Underneath the 2023 Mercedes-Benz GLC 300’s hood sits a turbocharged 2.0-liter four-cylinder that’s now assisted by a 48-volt mild hybrid system. Total combined output is rated at 255 horsepower and 295 lb-ft of torque. No, the GLC 300 is not a real hybrid in the sense that it cannot run on full electric mode. Its mild hybrid system essentially acts as a large start-stop system, assisting the gasoline engine when it’s working the hardest. This in turn reduces carbon emissions and improves fuel economy. All GLCs sold in Canada come standard with 4MATIC all-wheel drive, while a 9-speed automatic transmission puts the power to the ground.I took the GLC out for a long roadtrip from Montreal to Toronto. The drive really allowed me to explore its character, its qualities and its faults. I like that there’s a sweet blend of sportiness and plushness in the GLC’s suspension damping. On one hand, it always has a stiff side to it, the way the Germans tend to do things. On the other hand, the GLC is always super composed and comfortable. Its chassis is rock solid and takes in the hits your spine would normally endure. It never flexes nor bounces annoyingly on uneven terrain. What you end up with is a sporty little SUV that also manages to be easy to live with.Power from the turbocharged mill is never an issue. While a tad underpowered on paper versus some of its rivals, there’s still plenty of oomph there to let this little bugger pick itself up in a jiffy. Never fast per se, the GLC 300 is still no slouch, with enjoyable turbo boost midrange and a willingness to keep revving to redline without running out of puff.Unfortunately, this engine never sounds actually good. On idle, it sounds like a diesel, and when it’s running full boil, it could very well be powering a Daewoo from its utter lack of personality.The 9-speed gearbox is only fine, delivering gears with a bit of lag, and sometimes downright refusing to downshift. During casual driving though, it’s totally ok. It also helped me return a rather impressive 9.5L/100 km fuel consumption average during my trip, so there’s that.The 2023 Mercedes-Benz GLC 300 also had a few tricks up its sleeve interior-wise. While I was deeply disappointed to find hard plastics and hearing most materials crack when I’d manipulate them, that cabin sure looks the part. There’s a neat art-deco feel to everything, and I personally love those chrome air vents that could very well have been taken out of an expensive yacht. Overall seat comfort in a GLC is impeccable, with plenty of lumbar and lateral support options, as well as massaging features.Mercedes’ MBUX infotainment interface continues to impress with its cool graphics, well executed navigation system and gimmicky but interesting augmented reality features. It’s also quick to react, but at times, I did wish I had more physical buttons at my disposal.The GLC continues to do well in family hauling tasks. That rear seat offers a decent amount of leg and headroom even for tall passengers, and the cargo area will engulf up to 1,594 liters of your gear when the rear seatbacks are folded flat. This puts the GLC midpack, behind an Acura RDX, but neck to neck with a BMW X3.The obvious question at this point is should you buy a 2023 Mercedes-Benz GLC 300? The straight answer is no, because for that kind of money, you can get a compact luxury SUV that won’t take you for granted. This is a sad case of buy me because of my badge. It’s something an Acura RDX doesn’t do. Personally, I’d get a Genesis GV70 instead. For about the same price as this GLC, you’ll get more power, more equipment, nicer paint and – ahem – better looking wheels.

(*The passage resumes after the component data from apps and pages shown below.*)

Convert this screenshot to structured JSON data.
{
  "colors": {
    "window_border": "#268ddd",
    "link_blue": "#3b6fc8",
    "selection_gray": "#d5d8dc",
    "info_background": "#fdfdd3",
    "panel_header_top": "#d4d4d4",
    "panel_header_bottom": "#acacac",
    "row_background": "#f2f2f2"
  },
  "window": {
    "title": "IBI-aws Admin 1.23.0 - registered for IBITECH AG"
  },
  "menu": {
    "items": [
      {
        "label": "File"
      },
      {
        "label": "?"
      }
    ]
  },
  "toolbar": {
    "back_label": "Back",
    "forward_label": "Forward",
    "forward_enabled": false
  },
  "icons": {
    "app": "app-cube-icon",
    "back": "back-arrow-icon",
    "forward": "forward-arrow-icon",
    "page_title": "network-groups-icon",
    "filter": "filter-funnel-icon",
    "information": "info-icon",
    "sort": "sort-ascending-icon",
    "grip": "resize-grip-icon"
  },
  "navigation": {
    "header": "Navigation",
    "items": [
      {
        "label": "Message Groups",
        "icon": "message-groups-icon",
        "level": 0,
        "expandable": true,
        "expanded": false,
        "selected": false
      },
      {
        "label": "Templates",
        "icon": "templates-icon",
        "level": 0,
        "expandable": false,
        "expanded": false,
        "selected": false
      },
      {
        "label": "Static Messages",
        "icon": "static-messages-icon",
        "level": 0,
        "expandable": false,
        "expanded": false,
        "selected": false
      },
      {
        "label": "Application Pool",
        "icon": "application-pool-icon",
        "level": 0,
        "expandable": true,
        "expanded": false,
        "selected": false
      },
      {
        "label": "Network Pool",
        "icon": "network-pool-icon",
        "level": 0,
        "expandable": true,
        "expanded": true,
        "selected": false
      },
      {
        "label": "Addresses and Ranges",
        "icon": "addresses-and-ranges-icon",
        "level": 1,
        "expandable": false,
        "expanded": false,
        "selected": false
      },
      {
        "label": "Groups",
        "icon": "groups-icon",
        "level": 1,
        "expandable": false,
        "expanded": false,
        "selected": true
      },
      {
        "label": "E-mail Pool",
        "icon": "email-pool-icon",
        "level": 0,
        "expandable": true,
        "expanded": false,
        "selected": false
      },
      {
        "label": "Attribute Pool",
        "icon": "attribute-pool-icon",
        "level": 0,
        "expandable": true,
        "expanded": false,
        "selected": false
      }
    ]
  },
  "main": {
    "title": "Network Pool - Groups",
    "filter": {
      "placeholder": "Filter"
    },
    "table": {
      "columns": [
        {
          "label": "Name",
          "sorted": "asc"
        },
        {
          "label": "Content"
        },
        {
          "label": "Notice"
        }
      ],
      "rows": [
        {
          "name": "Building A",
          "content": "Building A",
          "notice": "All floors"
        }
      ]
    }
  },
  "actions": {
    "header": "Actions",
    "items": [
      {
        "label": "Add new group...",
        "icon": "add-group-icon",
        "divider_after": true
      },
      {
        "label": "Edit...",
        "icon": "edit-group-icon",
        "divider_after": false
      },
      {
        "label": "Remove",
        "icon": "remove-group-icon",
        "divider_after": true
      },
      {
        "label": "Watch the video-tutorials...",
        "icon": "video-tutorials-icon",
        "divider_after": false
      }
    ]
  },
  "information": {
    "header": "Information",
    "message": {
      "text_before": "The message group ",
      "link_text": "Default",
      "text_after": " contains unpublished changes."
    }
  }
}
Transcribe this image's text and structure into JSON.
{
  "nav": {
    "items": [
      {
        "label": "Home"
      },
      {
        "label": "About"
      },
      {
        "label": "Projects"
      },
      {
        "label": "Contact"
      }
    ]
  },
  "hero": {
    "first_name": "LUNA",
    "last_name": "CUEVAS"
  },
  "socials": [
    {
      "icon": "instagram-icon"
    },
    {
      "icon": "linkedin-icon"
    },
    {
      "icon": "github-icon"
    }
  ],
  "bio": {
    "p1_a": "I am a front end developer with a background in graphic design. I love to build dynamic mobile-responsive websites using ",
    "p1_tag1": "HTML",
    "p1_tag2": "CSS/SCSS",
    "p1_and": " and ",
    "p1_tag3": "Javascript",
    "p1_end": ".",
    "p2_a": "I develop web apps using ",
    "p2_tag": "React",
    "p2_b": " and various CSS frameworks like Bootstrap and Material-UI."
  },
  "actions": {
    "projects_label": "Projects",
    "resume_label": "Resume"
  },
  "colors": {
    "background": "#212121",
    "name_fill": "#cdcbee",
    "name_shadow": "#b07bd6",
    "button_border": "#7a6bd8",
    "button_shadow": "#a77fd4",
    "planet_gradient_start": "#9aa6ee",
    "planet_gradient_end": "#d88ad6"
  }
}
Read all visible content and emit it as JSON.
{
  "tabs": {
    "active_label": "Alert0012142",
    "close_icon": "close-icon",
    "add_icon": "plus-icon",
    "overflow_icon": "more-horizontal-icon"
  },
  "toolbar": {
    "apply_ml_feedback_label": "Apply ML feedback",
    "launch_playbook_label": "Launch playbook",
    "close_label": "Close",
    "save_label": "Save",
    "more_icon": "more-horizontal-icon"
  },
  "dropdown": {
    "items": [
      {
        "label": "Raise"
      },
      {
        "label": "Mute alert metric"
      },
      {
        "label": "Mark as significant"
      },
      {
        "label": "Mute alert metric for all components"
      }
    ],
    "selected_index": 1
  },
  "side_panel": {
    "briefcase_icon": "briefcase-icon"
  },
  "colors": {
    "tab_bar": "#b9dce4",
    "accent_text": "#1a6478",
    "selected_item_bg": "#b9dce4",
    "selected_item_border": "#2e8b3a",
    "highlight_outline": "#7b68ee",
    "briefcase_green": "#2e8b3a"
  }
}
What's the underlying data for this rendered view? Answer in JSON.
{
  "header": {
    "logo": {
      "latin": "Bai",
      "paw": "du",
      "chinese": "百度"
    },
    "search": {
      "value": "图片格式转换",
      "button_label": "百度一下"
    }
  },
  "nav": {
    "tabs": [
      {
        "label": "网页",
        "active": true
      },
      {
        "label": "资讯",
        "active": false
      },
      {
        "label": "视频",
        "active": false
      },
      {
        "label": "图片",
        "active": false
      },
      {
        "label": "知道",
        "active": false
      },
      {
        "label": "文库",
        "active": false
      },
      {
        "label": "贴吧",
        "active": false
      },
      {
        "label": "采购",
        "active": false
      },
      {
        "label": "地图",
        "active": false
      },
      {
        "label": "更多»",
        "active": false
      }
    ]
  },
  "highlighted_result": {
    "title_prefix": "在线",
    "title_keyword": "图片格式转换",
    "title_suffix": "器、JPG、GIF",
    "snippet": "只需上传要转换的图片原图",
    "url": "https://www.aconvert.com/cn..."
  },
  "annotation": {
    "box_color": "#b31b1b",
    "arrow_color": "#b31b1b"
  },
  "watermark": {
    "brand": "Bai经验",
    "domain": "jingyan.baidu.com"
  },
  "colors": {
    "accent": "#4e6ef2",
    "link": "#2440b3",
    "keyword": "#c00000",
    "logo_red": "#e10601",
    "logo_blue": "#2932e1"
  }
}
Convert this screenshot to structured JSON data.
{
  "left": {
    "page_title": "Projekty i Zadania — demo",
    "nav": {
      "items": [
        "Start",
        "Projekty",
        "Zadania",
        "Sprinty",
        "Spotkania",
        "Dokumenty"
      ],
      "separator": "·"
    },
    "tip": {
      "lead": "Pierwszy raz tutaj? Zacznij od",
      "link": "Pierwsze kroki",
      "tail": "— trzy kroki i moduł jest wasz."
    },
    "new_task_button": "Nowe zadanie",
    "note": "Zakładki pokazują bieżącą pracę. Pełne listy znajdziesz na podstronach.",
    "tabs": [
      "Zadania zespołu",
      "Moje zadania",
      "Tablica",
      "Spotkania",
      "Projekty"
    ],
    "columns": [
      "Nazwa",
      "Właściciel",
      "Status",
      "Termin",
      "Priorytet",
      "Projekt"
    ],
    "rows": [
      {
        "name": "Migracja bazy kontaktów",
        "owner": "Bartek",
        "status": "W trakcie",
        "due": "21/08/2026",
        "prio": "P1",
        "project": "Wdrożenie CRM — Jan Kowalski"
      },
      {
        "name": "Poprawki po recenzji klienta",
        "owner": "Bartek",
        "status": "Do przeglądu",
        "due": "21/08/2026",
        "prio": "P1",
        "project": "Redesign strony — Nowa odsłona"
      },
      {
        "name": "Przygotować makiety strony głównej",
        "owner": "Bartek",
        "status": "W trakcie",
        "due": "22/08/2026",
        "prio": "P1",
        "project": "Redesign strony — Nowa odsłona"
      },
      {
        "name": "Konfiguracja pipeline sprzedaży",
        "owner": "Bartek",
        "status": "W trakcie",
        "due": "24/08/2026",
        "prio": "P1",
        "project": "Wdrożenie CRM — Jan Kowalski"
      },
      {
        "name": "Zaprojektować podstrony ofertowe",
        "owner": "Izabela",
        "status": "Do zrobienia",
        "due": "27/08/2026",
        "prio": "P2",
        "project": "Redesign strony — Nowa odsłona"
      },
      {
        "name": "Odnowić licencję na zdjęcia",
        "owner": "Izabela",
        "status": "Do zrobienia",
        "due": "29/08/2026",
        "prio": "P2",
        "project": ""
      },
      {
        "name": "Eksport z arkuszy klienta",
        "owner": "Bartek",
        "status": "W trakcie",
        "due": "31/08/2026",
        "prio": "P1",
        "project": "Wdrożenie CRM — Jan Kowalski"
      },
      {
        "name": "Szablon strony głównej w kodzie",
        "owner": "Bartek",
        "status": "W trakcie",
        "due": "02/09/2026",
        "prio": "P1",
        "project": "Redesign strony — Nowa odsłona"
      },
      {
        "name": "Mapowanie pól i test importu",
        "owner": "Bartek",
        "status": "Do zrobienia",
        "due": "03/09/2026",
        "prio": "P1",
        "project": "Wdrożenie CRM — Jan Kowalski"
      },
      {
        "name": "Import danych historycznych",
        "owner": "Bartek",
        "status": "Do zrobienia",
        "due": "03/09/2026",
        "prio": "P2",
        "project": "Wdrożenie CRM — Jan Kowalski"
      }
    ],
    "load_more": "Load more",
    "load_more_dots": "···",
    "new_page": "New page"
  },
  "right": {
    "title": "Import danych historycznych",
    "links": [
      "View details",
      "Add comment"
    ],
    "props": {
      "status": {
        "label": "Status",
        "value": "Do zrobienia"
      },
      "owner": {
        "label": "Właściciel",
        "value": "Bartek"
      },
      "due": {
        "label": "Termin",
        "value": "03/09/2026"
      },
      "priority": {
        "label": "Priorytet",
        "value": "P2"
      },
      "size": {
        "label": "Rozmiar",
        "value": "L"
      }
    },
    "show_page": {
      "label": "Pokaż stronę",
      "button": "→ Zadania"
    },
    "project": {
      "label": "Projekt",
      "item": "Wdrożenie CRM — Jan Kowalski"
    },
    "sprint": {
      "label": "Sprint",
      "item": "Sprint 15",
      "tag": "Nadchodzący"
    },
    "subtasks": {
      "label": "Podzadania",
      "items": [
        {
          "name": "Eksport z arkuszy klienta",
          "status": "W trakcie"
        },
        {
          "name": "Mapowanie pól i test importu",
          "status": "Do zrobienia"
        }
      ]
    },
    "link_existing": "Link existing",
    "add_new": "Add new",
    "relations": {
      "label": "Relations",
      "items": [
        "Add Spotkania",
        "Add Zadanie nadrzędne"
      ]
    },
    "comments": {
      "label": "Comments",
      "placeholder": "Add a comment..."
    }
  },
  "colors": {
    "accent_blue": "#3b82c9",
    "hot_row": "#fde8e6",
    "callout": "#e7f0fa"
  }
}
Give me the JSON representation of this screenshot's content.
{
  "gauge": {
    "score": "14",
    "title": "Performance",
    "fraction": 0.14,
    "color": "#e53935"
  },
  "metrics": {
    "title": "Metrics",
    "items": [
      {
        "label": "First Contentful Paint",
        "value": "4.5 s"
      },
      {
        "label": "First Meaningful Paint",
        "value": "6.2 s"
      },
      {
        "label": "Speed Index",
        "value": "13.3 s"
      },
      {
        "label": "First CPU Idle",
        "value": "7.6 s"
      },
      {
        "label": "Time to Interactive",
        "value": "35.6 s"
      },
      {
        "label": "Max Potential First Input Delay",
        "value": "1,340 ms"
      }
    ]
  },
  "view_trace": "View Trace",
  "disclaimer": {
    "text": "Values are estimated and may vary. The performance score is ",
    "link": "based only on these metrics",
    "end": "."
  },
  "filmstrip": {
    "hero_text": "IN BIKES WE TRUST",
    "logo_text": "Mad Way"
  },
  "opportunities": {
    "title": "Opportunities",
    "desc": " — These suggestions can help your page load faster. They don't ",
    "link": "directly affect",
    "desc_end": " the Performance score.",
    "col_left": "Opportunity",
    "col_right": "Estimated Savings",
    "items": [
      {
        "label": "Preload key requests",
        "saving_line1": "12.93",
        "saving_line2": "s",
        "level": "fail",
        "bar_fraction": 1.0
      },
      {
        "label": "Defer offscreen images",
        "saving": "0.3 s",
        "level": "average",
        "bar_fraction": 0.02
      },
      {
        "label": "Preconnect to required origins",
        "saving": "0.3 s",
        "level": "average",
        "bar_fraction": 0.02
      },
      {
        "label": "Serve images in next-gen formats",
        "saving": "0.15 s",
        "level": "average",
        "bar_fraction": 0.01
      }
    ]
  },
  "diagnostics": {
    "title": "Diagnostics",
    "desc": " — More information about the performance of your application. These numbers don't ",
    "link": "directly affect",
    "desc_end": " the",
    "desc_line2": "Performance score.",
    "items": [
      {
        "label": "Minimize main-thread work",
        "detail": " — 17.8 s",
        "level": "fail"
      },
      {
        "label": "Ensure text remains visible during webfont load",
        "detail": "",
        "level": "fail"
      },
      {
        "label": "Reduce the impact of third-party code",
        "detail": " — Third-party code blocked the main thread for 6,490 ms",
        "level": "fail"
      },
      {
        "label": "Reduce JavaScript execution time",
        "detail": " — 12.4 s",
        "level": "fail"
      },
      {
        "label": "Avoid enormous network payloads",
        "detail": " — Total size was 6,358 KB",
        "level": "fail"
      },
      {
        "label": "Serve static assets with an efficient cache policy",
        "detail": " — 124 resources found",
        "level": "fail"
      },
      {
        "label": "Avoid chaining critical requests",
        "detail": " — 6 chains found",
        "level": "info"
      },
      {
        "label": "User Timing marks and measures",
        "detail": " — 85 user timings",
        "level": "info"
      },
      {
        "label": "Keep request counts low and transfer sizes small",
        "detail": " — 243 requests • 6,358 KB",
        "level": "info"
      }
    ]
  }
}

Review of the 2023 Mercedes-Benz GLC 300 by William Clavey
Compact Luxury SUVs
- Still the right format.
- Punchy and efficient drivetrain.
- Beautiful, comfortable and practical interior.
- Unacceptable paint quality.
- Lame-sounding drivetrain.
- Never feels like a luxury item.
7 / 10
Clavey’s Corner is located in Montreal, Quebec, Canada. Prices and trim levels discussed in this article reflect the Canadian car market.
Special thanks: Mercedes-Benz Canada
Photography: Guillaume Fournier
Contact the author: [email protected]